Keep in mind that child abuse laws can vary from state to state. The following table touches on the basics of Louisiana child abuse statutes.
||§14:403 Criminal; Art. 609 & 603 Children's Code
|What Constitutes Abuse
||Acts seriously endangering the physical, mental, or emotional health of child, including infliction or allowing infliction or attempted infliction of physical or mental injury; exploitation by overwork; sexual abuse or involvement in pornography
|Mandatory Reporting Required By
||Any health practitioner, mental health/social service practitioner, teacher or child care provider, police officer or law enforcement, and commercial film and photographic print processor, and mediators, clergy
|Basis of Report of Abuse/neglect
||Cause to believe that a child's physical or mental health or welfare is endangered as a result of abuse or neglect
|To Whom Reported
||Local child protection unit of the Department of Social Services
|Penalty for Failure to Report or False Reporting
||Knowingly and willfully fails to report or makes a false report: misdemeanor and up to $500 and/or 6 months jail
Acts that constitute child abuse are more common in the United States than most people realize: every year, there are more than 3 million reports of child abuse, involving almost 6 million children. Worse still, every day, four or five children are killed by child abuse or neglect.
A child may be experiencing physical abuse if he or she:

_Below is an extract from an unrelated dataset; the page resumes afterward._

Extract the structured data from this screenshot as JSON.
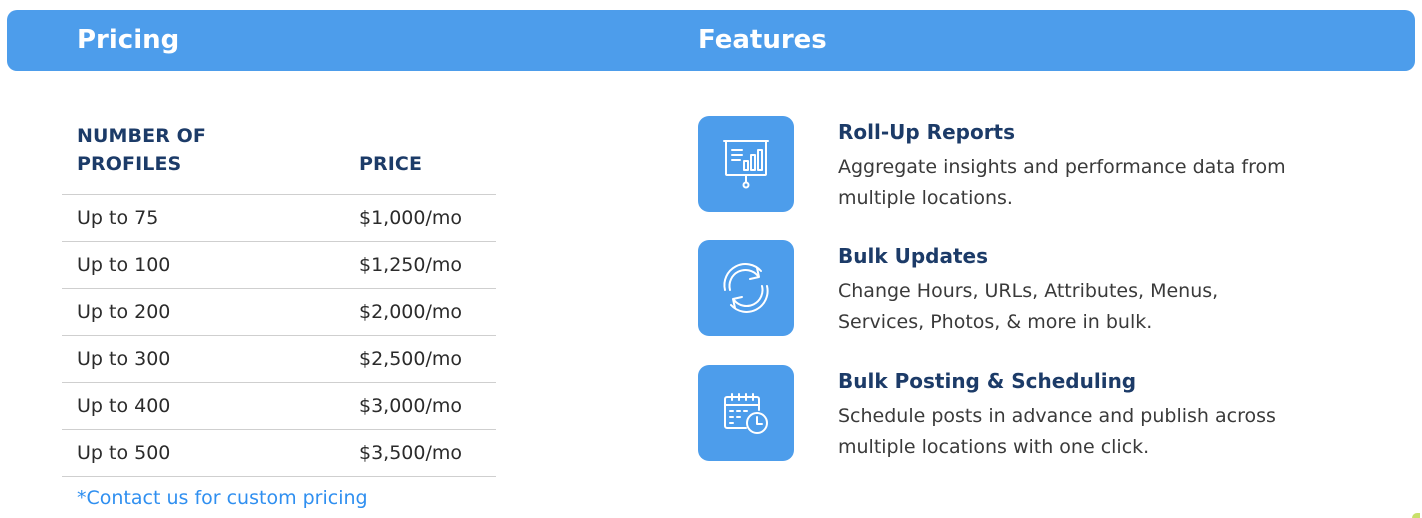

- Has injuries that appear to have a pattern such as marks from a hand or belt
- Is always watchful and “on alert,” as if waiting for something bad to happen
- Has frequent injuries or unexplained bruises, welts, or cuts
- Shies away from touch, flinches at sudden movements, or seems afraid to go home
If you suspect someone of abusing a child, you can contact child abuse resources in your state. You can also visit FindLaw’s Where to Get Help for Child Abuse section for more information on how to protect children.
Louisiana Child Abuse Laws: Related Resources
The physical, emotional, and psychological effects of child abuse can be devastating. That's why it's best to report abuse to the authorities as soon as possible. If you would like to talk to a lawyer concerning a possible or existing child abuse case, you can contact a Louisiana criminal defense attorney in your area to schedule a confidential consultation. Whatever you do, do something if you suspect child abuse is going on.